Bullet Train cover

Review by C.J. Bunce

Hiroshi Sakurazaka’s All You Need is Kill is an example of a spectacular Japanese novel that translated perfectly to the English language and Western audiences in the movie adaptation, Edge of Tomorrow, later renamed Live. Die. Repeat.  Kotaro Isaka’s Bullet Train, initially re-titled from its original name Maria Beetle, is the next Japanese novel on its way to the big screen, not starring Tom Cruise but Brad Pitt, expected to arrive in theaters next year.  It’s not what you’d expect, which is good or bad, depending on your tastes.  Despite that evocative title, it’s surprisingly not an action thriller.  It’s billed as social satire, like the French graphic novel turned Chris Evans movie and TV series, Snowpiercer, and that’s pretty much what readers should expect from Bullet Train, the novel, arriving in its first English edition in U.S. book stores next week.  If Snowpiercer was your thing, you may want to pre-order Bullet Train now here at Amazon.

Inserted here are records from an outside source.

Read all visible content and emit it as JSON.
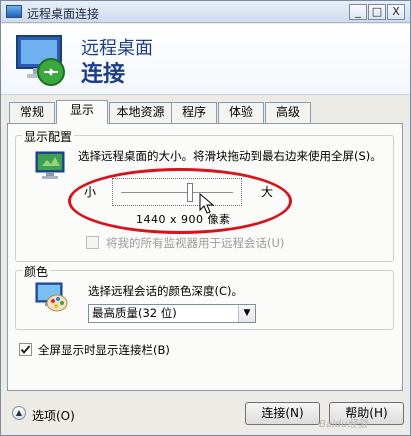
{
  "window": {
    "title": "远程桌面连接",
    "controls": {
      "minimize": "_",
      "maximize": "□",
      "close": "X"
    }
  },
  "header": {
    "title_line1": "远程桌面",
    "title_line2": "连接"
  },
  "tabs": [
    {
      "label": "常规",
      "active": false
    },
    {
      "label": "显示",
      "active": true
    },
    {
      "label": "本地资源",
      "active": false
    },
    {
      "label": "程序",
      "active": false
    },
    {
      "label": "体验",
      "active": false
    },
    {
      "label": "高级",
      "active": false
    }
  ],
  "display_config": {
    "legend": "显示配置",
    "description": "选择远程桌面的大小。将滑块拖动到最右边来使用全屏(S)。",
    "slider_small_label": "小",
    "slider_large_label": "大",
    "slider_level": 0.62,
    "resolution_text": "1440 x 900 像素",
    "multi_monitor_checkbox": {
      "label": "将我的所有监视器用于远程会话(U)",
      "checked": false,
      "enabled": false
    }
  },
  "colors": {
    "legend": "颜色",
    "description": "选择远程会话的颜色深度(C)。",
    "selected_option": "最高质量(32 位)"
  },
  "connection_bar": {
    "label": "全屏显示时显示连接栏(B)",
    "checked": true
  },
  "bottom": {
    "options_label": "选项(O)",
    "connect_button": "连接(N)",
    "help_button": "帮助(H)"
  },
  "watermark": "Baidu经验",
  "icons": {
    "title": "remote-desktop-icon",
    "header": "remote-desktop-logo-icon",
    "display": "monitor-icon",
    "colors": "color-palette-monitor-icon",
    "options": "chevron-up-icon",
    "cursor": "mouse-cursor-icon"
  },
  "accent_color": "#1f3e8a",
  "annotation_color": "#d8131c"
}
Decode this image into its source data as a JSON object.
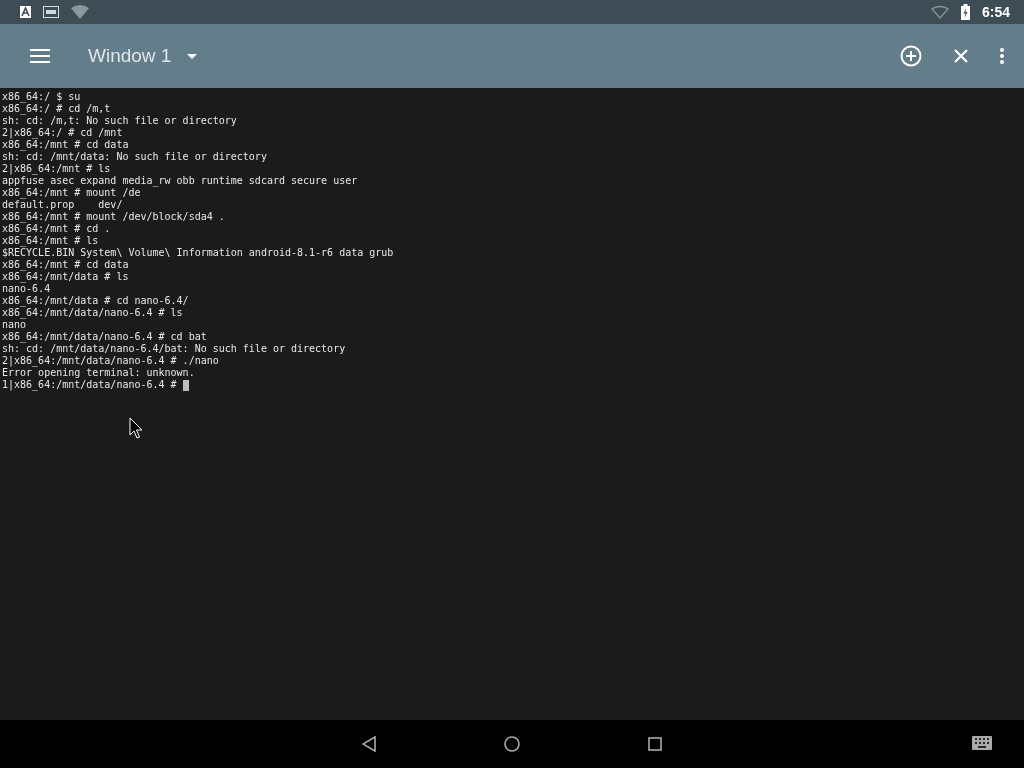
{
  "status_bar": {
    "time": "6:54"
  },
  "app_bar": {
    "title": "Window 1"
  },
  "terminal": {
    "lines": [
      "x86_64:/ $ su",
      "x86_64:/ # cd /m,t",
      "sh: cd: /m,t: No such file or directory",
      "2|x86_64:/ # cd /mnt",
      "x86_64:/mnt # cd data",
      "sh: cd: /mnt/data: No such file or directory",
      "2|x86_64:/mnt # ls",
      "appfuse asec expand media_rw obb runtime sdcard secure user",
      "x86_64:/mnt # mount /de",
      "default.prop    dev/",
      "x86_64:/mnt # mount /dev/block/sda4 .",
      "x86_64:/mnt # cd .",
      "x86_64:/mnt # ls",
      "$RECYCLE.BIN System\\ Volume\\ Information android-8.1-r6 data grub",
      "x86_64:/mnt # cd data",
      "x86_64:/mnt/data # ls",
      "nano-6.4",
      "x86_64:/mnt/data # cd nano-6.4/",
      "x86_64:/mnt/data/nano-6.4 # ls",
      "nano",
      "x86_64:/mnt/data/nano-6.4 # cd bat",
      "sh: cd: /mnt/data/nano-6.4/bat: No such file or directory",
      "2|x86_64:/mnt/data/nano-6.4 # ./nano",
      "Error opening terminal: unknown.",
      "1|x86_64:/mnt/data/nano-6.4 # "
    ]
  }
}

The Taking of Pelham 1-2-3, Unstoppable, Murder on the Orient Express, Strangers on a Train, The Lady Vanishes, Von Ryan’s Express, Butch Cassidy and the Sundance Kid, Silver Streak, Source Code, and yes, Snowpiercer, are the top 10 movies you probably think of featuring train action (oh, and don’t forget the original action movie, 1903’s The Great Train Robbery, discussed here and remade several times, plus props are due for train flicks The Commuter and Trading Places).  In each of these, a train goes out of control, or it gets highjacked, or hit by an avalanche, someone is kidnapped or killed, or the train is the target of a terrorist attack–all the kinds of dangers that couple well with a fictional speeding train.

Bullet Train is more of a philosophical approach to a bag of criminal acts, a strange incident of two boys used as leverage by a group of criminals who all find themselves on a high-speed train across Japan, a train that really only serves to incorporate the writer’s obvious fanaticism for Thomas and Friends train cartoons into an endless string of analogies.  That’s right–it’s wall-to-wall Thomas and Friends references, which would seem to target a very small age group of readers who will know if these references have meaning.  Other references are dated and obscure–Steven Seagal was in a train story in Under Siege 2, but do most readers remember that?

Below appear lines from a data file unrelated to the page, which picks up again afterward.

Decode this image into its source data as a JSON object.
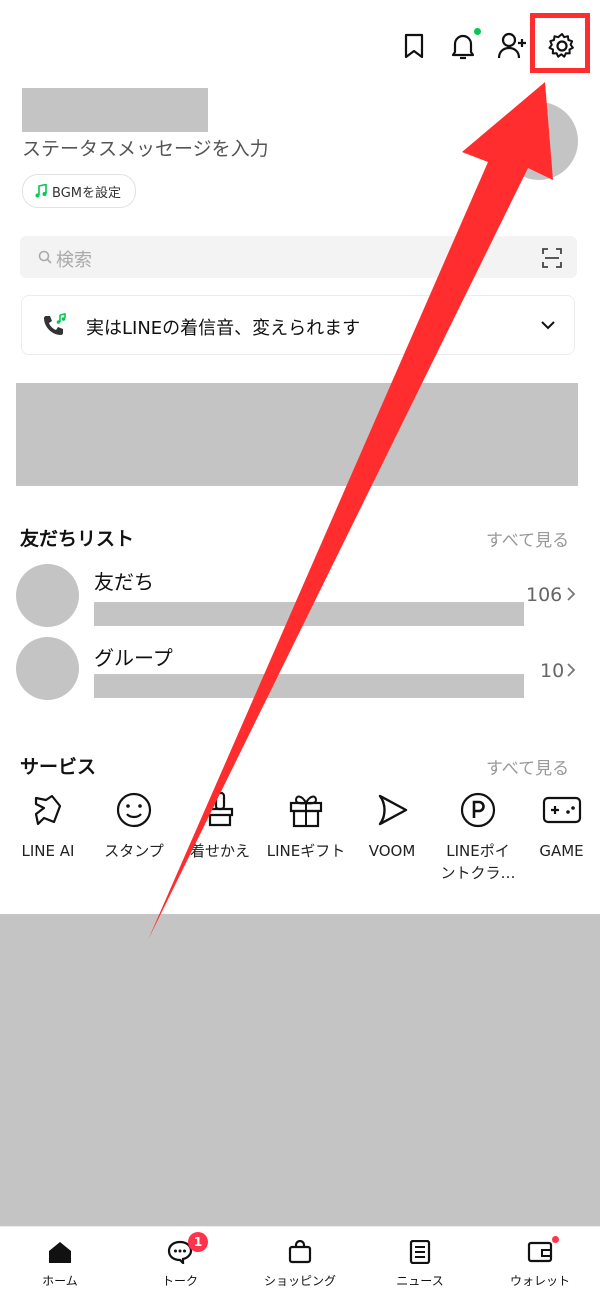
{
  "profile": {
    "status_message": "ステータスメッセージを入力",
    "bgm_label": "BGMを設定"
  },
  "search": {
    "placeholder": "検索"
  },
  "banner": {
    "text": "実はLINEの着信音、変えられます"
  },
  "friends": {
    "title": "友だちリスト",
    "see_all": "すべて見る",
    "items": [
      {
        "label": "友だち",
        "count": "106"
      },
      {
        "label": "グループ",
        "count": "10"
      }
    ]
  },
  "services": {
    "title": "サービス",
    "see_all": "すべて見る",
    "items": [
      {
        "label": "LINE AI",
        "icon": "line-ai-icon"
      },
      {
        "label": "スタンプ",
        "icon": "smile-icon"
      },
      {
        "label": "着せかえ",
        "icon": "brush-icon"
      },
      {
        "label": "LINEギフト",
        "icon": "gift-icon"
      },
      {
        "label": "VOOM",
        "icon": "play-icon"
      },
      {
        "label": "LINEポイントクラ…",
        "icon": "point-icon"
      },
      {
        "label": "GAME",
        "icon": "game-icon"
      }
    ]
  },
  "bottom_nav": [
    {
      "label": "ホーム",
      "icon": "home-icon"
    },
    {
      "label": "トーク",
      "icon": "chat-icon",
      "badge": "1"
    },
    {
      "label": "ショッピング",
      "icon": "shopping-bag-icon"
    },
    {
      "label": "ニュース",
      "icon": "news-icon"
    },
    {
      "label": "ウォレット",
      "icon": "wallet-icon"
    }
  ],
  "colors": {
    "accent_green": "#06c755",
    "alert_red": "#ff334b",
    "annotation_red": "#ff2d2d"
  }
}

Somewhere inside the novel is a thin thread about a missing bag of money–used as a true MacGuffin–and an attempt to foil a kidnapping, and another attempt to use a man’s son as hostage to get him to take certain actions.  But “international bestselling thriller”?  It’s possible something was lost in translation.

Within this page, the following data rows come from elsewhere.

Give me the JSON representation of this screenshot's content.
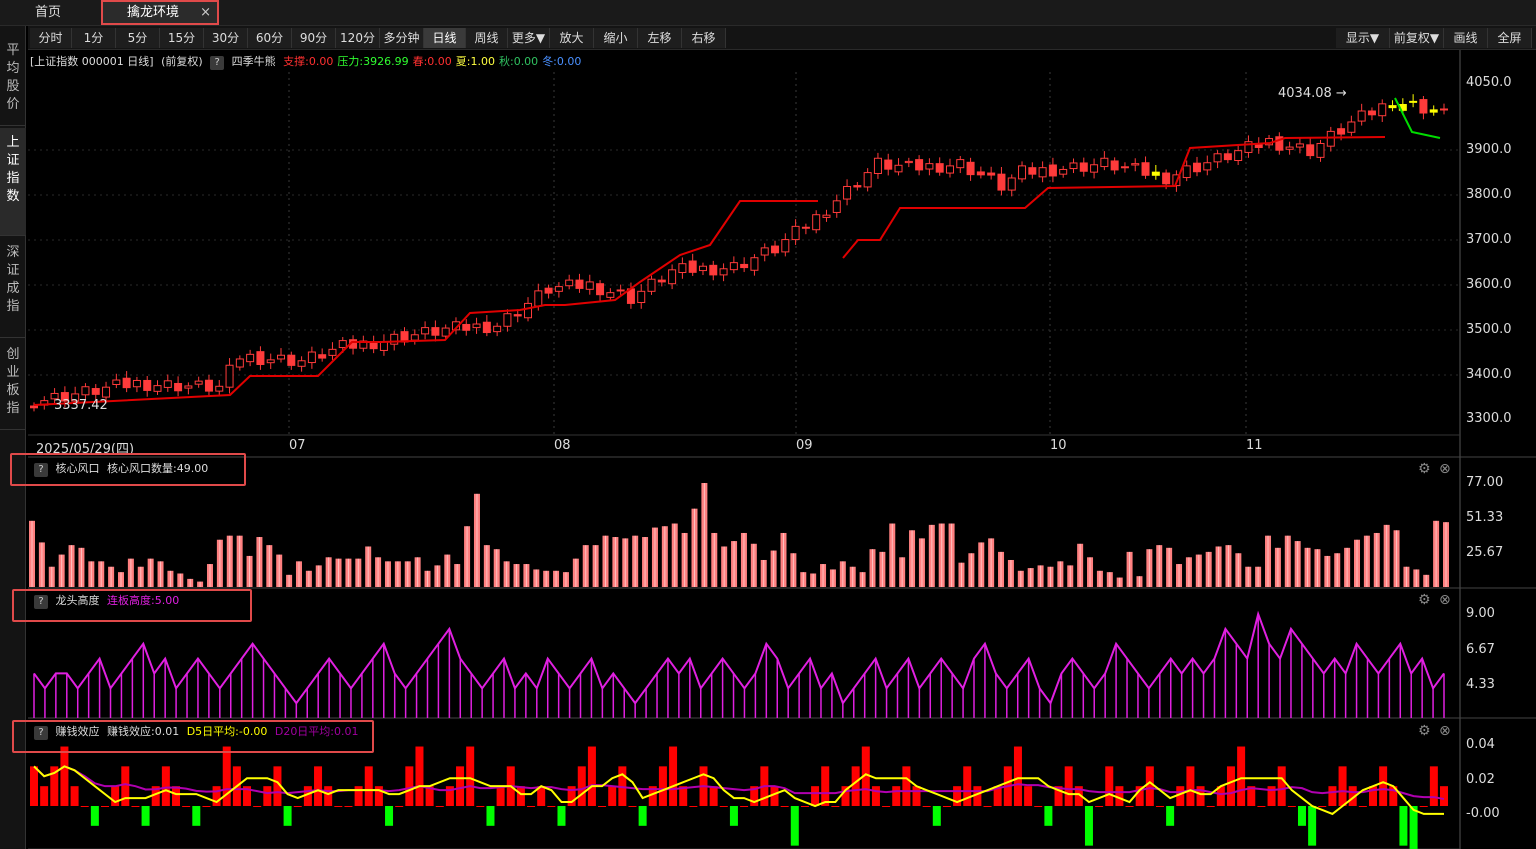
{
  "tabs": {
    "home": "首页",
    "active": "擒龙环境",
    "close": "×"
  },
  "toolbar": {
    "periods": [
      "分时",
      "1分",
      "5分",
      "15分",
      "30分",
      "60分",
      "90分",
      "120分",
      "多分钟",
      "日线",
      "周线",
      "更多▼",
      "放大",
      "缩小",
      "左移",
      "右移"
    ],
    "selected": "日线",
    "right": [
      "显示▼",
      "前复权▼",
      "画线",
      "全屏"
    ]
  },
  "sidebar": {
    "items": [
      "平均股价",
      "上证指数",
      "深证成指",
      "创业板指"
    ],
    "active": 1
  },
  "main_chart": {
    "title": "[上证指数 000001 日线]",
    "adjust": "(前复权)",
    "indicator": "四季牛熊",
    "fields": [
      {
        "label": "支撑:0.00",
        "color": "#ff3030"
      },
      {
        "label": "压力:3926.99",
        "color": "#30ff30"
      },
      {
        "label": "春:0.00",
        "color": "#ff3030"
      },
      {
        "label": "夏:1.00",
        "color": "#ffff40"
      },
      {
        "label": "秋:0.00",
        "color": "#30c060"
      },
      {
        "label": "冬:0.00",
        "color": "#4a90ff"
      }
    ],
    "high_label": "4034.08",
    "low_label": "3337.42",
    "y_ticks": [
      "4050.0",
      "3900.0",
      "3800.0",
      "3700.0",
      "3600.0",
      "3500.0",
      "3400.0",
      "3300.0"
    ],
    "dates": [
      "2025/05/29(四)",
      "07",
      "08",
      "09",
      "10",
      "11"
    ]
  },
  "panel1": {
    "name": "核心风口",
    "value_label": "核心风口数量:49.00",
    "y_ticks": [
      "77.00",
      "51.33",
      "25.67"
    ]
  },
  "panel2": {
    "name": "龙头高度",
    "value_label": "连板高度:5.00",
    "y_ticks": [
      "9.00",
      "6.67",
      "4.33"
    ]
  },
  "panel3": {
    "name": "赚钱效应",
    "value_label": "赚钱效应:0.01",
    "d5": "D5日平均:-0.00",
    "d20": "D20日平均:0.01",
    "y_ticks": [
      "0.04",
      "0.02",
      "-0.00"
    ]
  },
  "colors": {
    "up": "#ff3b3b",
    "down_yellow": "#ffff00",
    "support": "#e00000",
    "resist": "#00dd00",
    "bar1": "#ff8080",
    "panel2": "#e020e0",
    "pos": "#ff0000",
    "neg": "#00ff00",
    "d5": "#ffff00",
    "d20": "#b000b0"
  },
  "chart_data": {
    "type": "bar",
    "title": "",
    "index_close_range": [
      3337.42,
      4034.08
    ],
    "panel1_values": [
      49,
      33,
      15,
      24,
      31,
      29,
      19,
      19,
      15,
      11,
      21,
      15,
      21,
      19,
      12,
      10,
      6,
      4,
      17,
      35,
      38,
      38,
      23,
      37,
      31,
      24,
      9,
      19,
      12,
      16,
      22,
      21,
      21,
      21,
      30,
      22,
      19,
      19,
      19,
      22,
      12,
      16,
      24,
      17,
      45,
      69,
      31,
      28,
      19,
      17,
      17,
      13,
      12,
      12,
      11,
      21,
      31,
      31,
      38,
      37,
      36,
      38,
      37,
      44,
      45,
      47,
      40,
      58,
      77,
      40,
      30,
      34,
      40,
      32,
      20,
      27,
      40,
      25,
      11,
      10,
      17,
      13,
      19,
      15,
      11,
      28,
      26,
      47,
      22,
      42,
      36,
      46,
      47,
      47,
      18,
      25,
      33,
      36,
      26,
      20,
      12,
      14,
      16,
      15,
      19,
      16,
      32,
      22,
      12,
      11,
      7,
      26,
      8,
      28,
      31,
      29,
      17,
      22,
      24,
      26,
      30,
      31,
      25,
      15,
      15,
      38,
      29,
      38,
      34,
      29,
      28,
      23,
      25,
      29,
      35,
      38,
      40,
      46,
      42,
      15,
      13,
      9,
      49,
      48
    ],
    "panel2_values": [
      5,
      4,
      5,
      5,
      4,
      5,
      6,
      4,
      5,
      6,
      7,
      5,
      6,
      4,
      5,
      6,
      5,
      4,
      5,
      6,
      7,
      6,
      5,
      4,
      3,
      4,
      5,
      6,
      5,
      4,
      5,
      6,
      7,
      5,
      4,
      5,
      6,
      7,
      8,
      6,
      5,
      4,
      5,
      6,
      4,
      5,
      4,
      6,
      5,
      4,
      5,
      6,
      4,
      5,
      4,
      3,
      4,
      5,
      6,
      5,
      6,
      4,
      5,
      6,
      5,
      4,
      5,
      7,
      6,
      4,
      5,
      6,
      4,
      5,
      3,
      4,
      5,
      6,
      4,
      5,
      6,
      4,
      5,
      6,
      5,
      4,
      6,
      7,
      5,
      4,
      5,
      6,
      4,
      3,
      5,
      6,
      5,
      4,
      5,
      7,
      6,
      5,
      4,
      5,
      6,
      5,
      6,
      5,
      6,
      8,
      7,
      6,
      9,
      7,
      6,
      8,
      7,
      6,
      5,
      6,
      5,
      7,
      6,
      5,
      6,
      7,
      5,
      6,
      4,
      5
    ],
    "panel3_values": [
      0.02,
      0.01,
      0.02,
      0.03,
      0.01,
      0.0,
      -0.01,
      0.0,
      0.01,
      0.02,
      0.0,
      -0.01,
      0.01,
      0.02,
      0.01,
      0.0,
      -0.01,
      0.0,
      0.01,
      0.03,
      0.02,
      0.01,
      0.0,
      0.01,
      0.02,
      -0.01,
      0.0,
      0.01,
      0.02,
      0.01,
      0.0,
      0.0,
      0.01,
      0.02,
      0.01,
      -0.01,
      0.0,
      0.02,
      0.03,
      0.01,
      0.0,
      0.01,
      0.02,
      0.03,
      0.0,
      -0.01,
      0.01,
      0.02,
      0.01,
      0.0,
      0.01,
      0.0,
      -0.01,
      0.01,
      0.02,
      0.03,
      0.0,
      0.01,
      0.02,
      0.0,
      -0.01,
      0.01,
      0.02,
      0.03,
      0.01,
      0.0,
      0.02,
      0.01,
      0.0,
      -0.01,
      0.0,
      0.01,
      0.02,
      0.01,
      0.0,
      -0.02,
      0.0,
      0.01,
      0.02,
      0.0,
      0.01,
      0.02,
      0.03,
      0.01,
      0.0,
      0.01,
      0.02,
      0.01,
      0.0,
      -0.01,
      0.0,
      0.01,
      0.02,
      0.01,
      0.0,
      0.01,
      0.02,
      0.03,
      0.01,
      0.0,
      -0.01,
      0.01,
      0.02,
      0.01,
      -0.02,
      0.0,
      0.02,
      0.01,
      0.0,
      0.01,
      0.02,
      0.0,
      -0.01,
      0.01,
      0.02,
      0.01,
      0.0,
      0.01,
      0.02,
      0.03,
      0.01,
      0.0,
      0.01,
      0.02,
      0.0,
      -0.01,
      -0.02,
      0.0,
      0.01,
      0.02,
      0.01,
      0.0,
      0.01,
      0.02,
      0.01,
      -0.02,
      -0.03,
      0.0,
      0.02,
      0.01
    ]
  }
}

The pace of Bullet Train is nothing like a bullet.  It’s a dragging, slow-moving story with more talking heads than action sequences, although deaths to occur, but almost as afterthoughts.  Instead the novel is a writing experiment about a truly unlikeable teenager who calls himself the Prince, a self-important and reckless brat playing tricks on adults–tricks that cost lives.  A motely group of assassins speculate, ruminate, and postulate, asking inane questions like whether killing people is bad.  Snowpiercer attempted to showcase philosophical themes and questions as well, which is why this may appeal to fans of that franchise.  As a summer beach novel, this is going to be a harder sell.  Maria, the title character of the Japanese edition of the novel, is barely seen.  The five assassin types aren’t quite slapstick blunderers, but they are all inept in different, sometimes bizarre ways (the character to be played by Brad Pitt is serially unlucky, to the point that he can barely function).  Manipulation-how easy it is to manipulate others, and how quickly followers will blindly follow and take inappropriate actions for a leader who is a moron–is a key theme.

Simply by skimming the film adaptation’s cast list, it’s obvious that the novel will need to be heavily revised before translating Bullet Train to the big screen.  The key character in the novel–the young teenage boy called the Prince–is played by Joey King, a woman in her twenties.  Not surprisingly Japanese culture factors heavily into the characters’ motivations, philosophies, and questions, and the entire Japanese slate of characters is instead cast for the movie with the likes of Brad Pitt, Sandra Bullock, Michael Shannon, Zazie Beetz, Aaron Taylor-Johnson, Brian Tyree Henry, and Logan Lerman (the same thing that happened with Edge of Tomorrow)–with only Japanese stars Masi Oka and Hiroyuki Sanada so far listed as playing unspecified characters in the film.

Generational clashes, searching for answers to questions you may never have thought to ask from a group of… philosopher killers?  Bullet Train is available next week here at Amazon in hardcover and available now for pre-order, from Abrams Books’ imprint The Overlook Press.